Your task →
Although the entries contain pictures, your copy should hold only their exact text.

┌─ Material supplied

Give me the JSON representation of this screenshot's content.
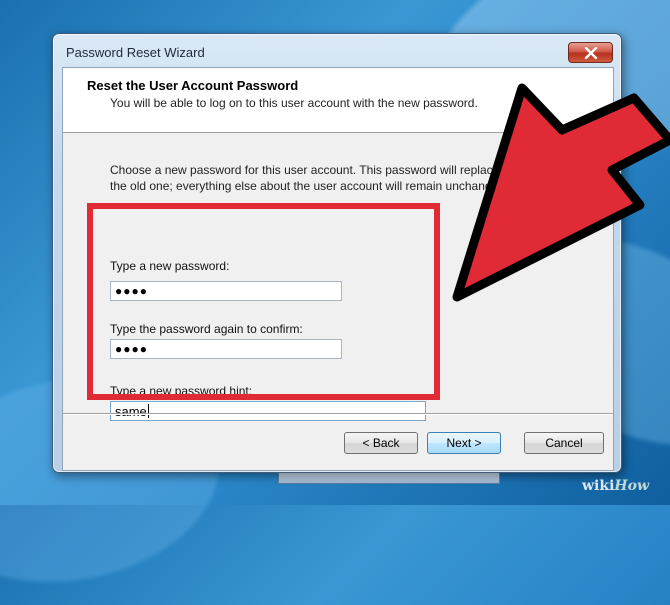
{
  "window": {
    "title": "Password Reset Wizard",
    "close_icon": "close-icon"
  },
  "header": {
    "title": "Reset the User Account Password",
    "subtitle": "You will be able to log on to this user account with the new password."
  },
  "body": {
    "description_line1": "Choose a new password for this user account. This password will replace",
    "description_line2": "the old one; everything else about the user account will remain unchanged."
  },
  "form": {
    "new_password_label": "Type a new password:",
    "new_password_value": "●●●●",
    "confirm_label": "Type the password again to confirm:",
    "confirm_value": "●●●●",
    "hint_label": "Type a new password hint:",
    "hint_value": "same"
  },
  "buttons": {
    "back": "< Back",
    "next": "Next >",
    "cancel": "Cancel"
  },
  "watermark": {
    "wiki": "wiki",
    "how": "How"
  },
  "colors": {
    "highlight": "#e02b36",
    "arrow_fill": "#e02b36",
    "arrow_stroke": "#000000"
  }
}
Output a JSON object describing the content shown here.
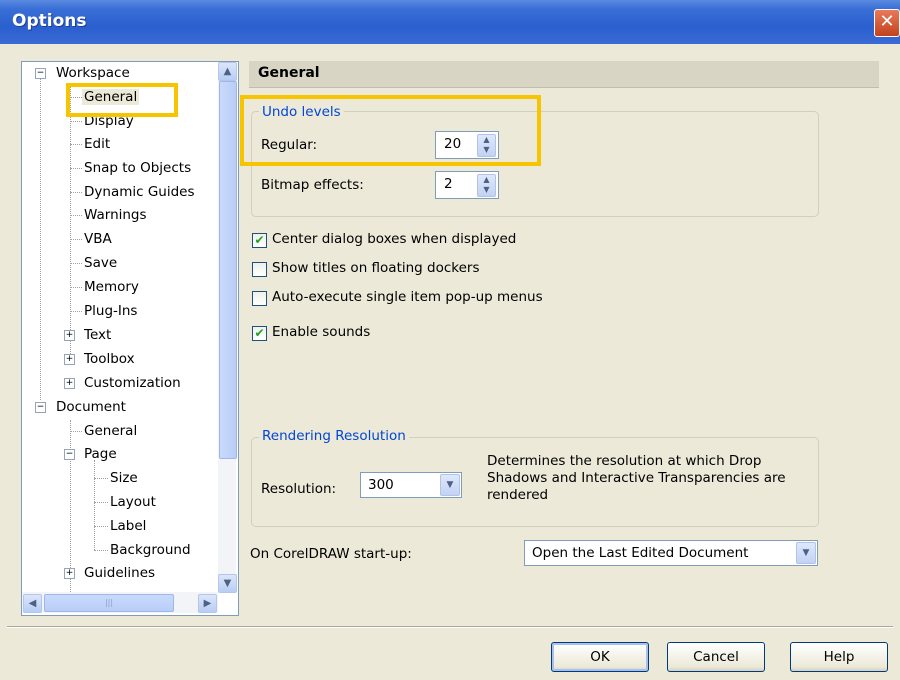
{
  "window": {
    "title": "Options",
    "close_symbol": "✕"
  },
  "tree": {
    "items": [
      {
        "label": "Workspace",
        "expander": "−"
      },
      {
        "label": "General"
      },
      {
        "label": "Display"
      },
      {
        "label": "Edit"
      },
      {
        "label": "Snap to Objects"
      },
      {
        "label": "Dynamic Guides"
      },
      {
        "label": "Warnings"
      },
      {
        "label": "VBA"
      },
      {
        "label": "Save"
      },
      {
        "label": "Memory"
      },
      {
        "label": "Plug-Ins"
      },
      {
        "label": "Text",
        "expander": "+"
      },
      {
        "label": "Toolbox",
        "expander": "+"
      },
      {
        "label": "Customization",
        "expander": "+"
      },
      {
        "label": "Document",
        "expander": "−"
      },
      {
        "label": "General"
      },
      {
        "label": "Page",
        "expander": "−"
      },
      {
        "label": "Size"
      },
      {
        "label": "Layout"
      },
      {
        "label": "Label"
      },
      {
        "label": "Background"
      },
      {
        "label": "Guidelines",
        "expander": "+"
      }
    ],
    "selected": "General"
  },
  "panel": {
    "header": "General",
    "undo": {
      "title": "Undo levels",
      "regular_label": "Regular:",
      "regular_value": "20",
      "bitmap_label": "Bitmap effects:",
      "bitmap_value": "2"
    },
    "options": [
      {
        "label": "Center dialog boxes when displayed",
        "checked": true
      },
      {
        "label": "Show titles on floating dockers",
        "checked": false
      },
      {
        "label": "Auto-execute single item pop-up menus",
        "checked": false
      },
      {
        "label": "Enable sounds",
        "checked": true
      }
    ],
    "rendering": {
      "title": "Rendering Resolution",
      "resolution_label": "Resolution:",
      "resolution_value": "300",
      "description": "Determines the resolution at which Drop Shadows and Interactive Transparencies are rendered"
    },
    "startup": {
      "label": "On CorelDRAW start-up:",
      "value": "Open the Last Edited Document"
    }
  },
  "buttons": {
    "ok": "OK",
    "cancel": "Cancel",
    "help": "Help"
  },
  "colors": {
    "highlight": "#f7c500",
    "titlebar": "#2a5fcf",
    "group_title": "#0046d5",
    "check": "#21a121"
  }
}
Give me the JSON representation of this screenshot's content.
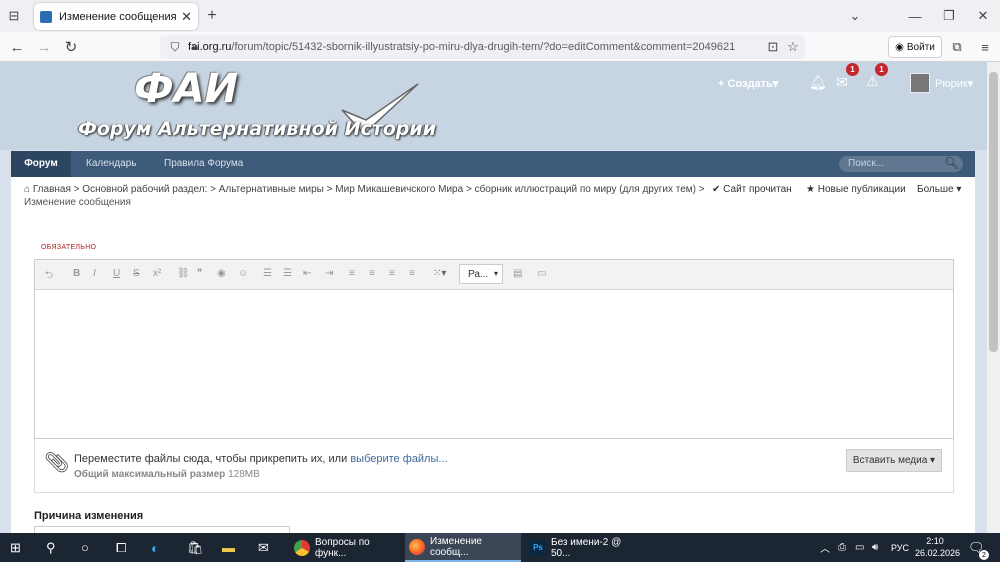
{
  "browser": {
    "tab_title": "Изменение сообщения - сбор",
    "url_domain": "fai.org.ru",
    "url_path": "/forum/topic/51432-sbornik-illyustratsiy-po-miru-dlya-drugih-tem/?do=editComment&comment=2049621",
    "signin_label": "Войти"
  },
  "site": {
    "logo_title": "ФАИ",
    "logo_subtitle": "Форум Альтернативной Истории",
    "create_label": "Создать",
    "messages_badge": "1",
    "alerts_badge": "1",
    "user_name": "Рюрик"
  },
  "menu": {
    "items": [
      "Форум",
      "Календарь",
      "Правила Форума"
    ],
    "search_placeholder": "Поиск..."
  },
  "breadcrumb": {
    "items": [
      "Главная",
      "Основной рабочий раздел:",
      "Альтернативные миры",
      "Мир Микашевичского Мира",
      "сборник иллюстраций по миру (для других тем)"
    ],
    "current": "Изменение сообщения",
    "mark_read": "Сайт прочитан",
    "new_posts": "Новые публикации",
    "more": "Больше"
  },
  "editor": {
    "required_label": "ОБЯЗАТЕЛЬНО",
    "paragraph_select": "Ра...",
    "attach_text": "Переместите файлы сюда, чтобы прикрепить их, или",
    "attach_link": "выберите файлы...",
    "max_size_label": "Общий максимальный размер",
    "max_size_value": "128MB",
    "insert_media": "Вставить медиа"
  },
  "reason": {
    "label": "Причина изменения"
  },
  "taskbar": {
    "apps": [
      "Вопросы по функ...",
      "Изменение сообщ...",
      "Без имени-2 @ 50..."
    ],
    "lang": "РУС",
    "time": "2:10",
    "date": "26.02.2026",
    "notification_count": "2"
  },
  "colors": {
    "header_bg": "#c7d5e3",
    "menu_bg": "#3d5a7a",
    "badge": "#c4262e",
    "link": "#3b6a99",
    "required": "#b52020"
  }
}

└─

Answer box →
Give me the JSON representation of this screenshot's content.
{
  "window": {
    "title": "Password Reset Wizard",
    "close_icon": "close-icon"
  },
  "header": {
    "title": "Reset the User Account Password",
    "subtitle": "You will be able to log on to this user account with the new password."
  },
  "body": {
    "description_line1": "Choose a new password for this user account. This password will replace",
    "description_line2": "the old one; everything else about the user account will remain unchanged."
  },
  "form": {
    "new_password_label": "Type a new password:",
    "new_password_value": "●●●●",
    "confirm_label": "Type the password again to confirm:",
    "confirm_value": "●●●●",
    "hint_label": "Type a new password hint:",
    "hint_value": "same"
  },
  "buttons": {
    "back": "< Back",
    "next": "Next >",
    "cancel": "Cancel"
  },
  "watermark": {
    "wiki": "wiki",
    "how": "How"
  },
  "colors": {
    "highlight": "#e02b36",
    "arrow_fill": "#e02b36",
    "arrow_stroke": "#000000"
  }
}
Output a JSON object describing the content shown here.
{
  "window": {
    "title": "Options",
    "close_symbol": "✕"
  },
  "tree": {
    "items": [
      {
        "label": "Workspace",
        "expander": "−"
      },
      {
        "label": "General"
      },
      {
        "label": "Display"
      },
      {
        "label": "Edit"
      },
      {
        "label": "Snap to Objects"
      },
      {
        "label": "Dynamic Guides"
      },
      {
        "label": "Warnings"
      },
      {
        "label": "VBA"
      },
      {
        "label": "Save"
      },
      {
        "label": "Memory"
      },
      {
        "label": "Plug-Ins"
      },
      {
        "label": "Text",
        "expander": "+"
      },
      {
        "label": "Toolbox",
        "expander": "+"
      },
      {
        "label": "Customization",
        "expander": "+"
      },
      {
        "label": "Document",
        "expander": "−"
      },
      {
        "label": "General"
      },
      {
        "label": "Page",
        "expander": "−"
      },
      {
        "label": "Size"
      },
      {
        "label": "Layout"
      },
      {
        "label": "Label"
      },
      {
        "label": "Background"
      },
      {
        "label": "Guidelines",
        "expander": "+"
      }
    ],
    "selected": "General"
  },
  "panel": {
    "header": "General",
    "undo": {
      "title": "Undo levels",
      "regular_label": "Regular:",
      "regular_value": "20",
      "bitmap_label": "Bitmap effects:",
      "bitmap_value": "2"
    },
    "options": [
      {
        "label": "Center dialog boxes when displayed",
        "checked": true
      },
      {
        "label": "Show titles on floating dockers",
        "checked": false
      },
      {
        "label": "Auto-execute single item pop-up menus",
        "checked": false
      },
      {
        "label": "Enable sounds",
        "checked": true
      }
    ],
    "rendering": {
      "title": "Rendering Resolution",
      "resolution_label": "Resolution:",
      "resolution_value": "300",
      "description": "Determines the resolution at which Drop Shadows and Interactive Transparencies are rendered"
    },
    "startup": {
      "label": "On CorelDRAW start-up:",
      "value": "Open the Last Edited Document"
    }
  },
  "buttons": {
    "ok": "OK",
    "cancel": "Cancel",
    "help": "Help"
  },
  "colors": {
    "highlight": "#f7c500",
    "titlebar": "#2a5fcf",
    "group_title": "#0046d5",
    "check": "#21a121"
  }
}
Give me the JSON representation of this screenshot's content.
{
  "browser": {
    "tab_title": "Изменение сообщения - сбор",
    "url_domain": "fai.org.ru",
    "url_path": "/forum/topic/51432-sbornik-illyustratsiy-po-miru-dlya-drugih-tem/?do=editComment&comment=2049621",
    "signin_label": "Войти"
  },
  "site": {
    "logo_title": "ФАИ",
    "logo_subtitle": "Форум Альтернативной Истории",
    "create_label": "Создать",
    "messages_badge": "1",
    "alerts_badge": "1",
    "user_name": "Рюрик"
  },
  "menu": {
    "items": [
      "Форум",
      "Календарь",
      "Правила Форума"
    ],
    "search_placeholder": "Поиск..."
  },
  "breadcrumb": {
    "items": [
      "Главная",
      "Основной рабочий раздел:",
      "Альтернативные миры",
      "Мир Микашевичского Мира",
      "сборник иллюстраций по миру (для других тем)"
    ],
    "current": "Изменение сообщения",
    "mark_read": "Сайт прочитан",
    "new_posts": "Новые публикации",
    "more": "Больше"
  },
  "editor": {
    "required_label": "ОБЯЗАТЕЛЬНО",
    "paragraph_select": "Ра...",
    "attach_text": "Переместите файлы сюда, чтобы прикрепить их, или",
    "attach_link": "выберите файлы...",
    "max_size_label": "Общий максимальный размер",
    "max_size_value": "128MB",
    "insert_media": "Вставить медиа"
  },
  "reason": {
    "label": "Причина изменения"
  },
  "taskbar": {
    "apps": [
      "Вопросы по функ...",
      "Изменение сообщ...",
      "Без имени-2 @ 50..."
    ],
    "lang": "РУС",
    "time": "2:10",
    "date": "26.02.2026",
    "notification_count": "2"
  },
  "colors": {
    "header_bg": "#c7d5e3",
    "menu_bg": "#3d5a7a",
    "badge": "#c4262e",
    "link": "#3b6a99",
    "required": "#b52020"
  }
}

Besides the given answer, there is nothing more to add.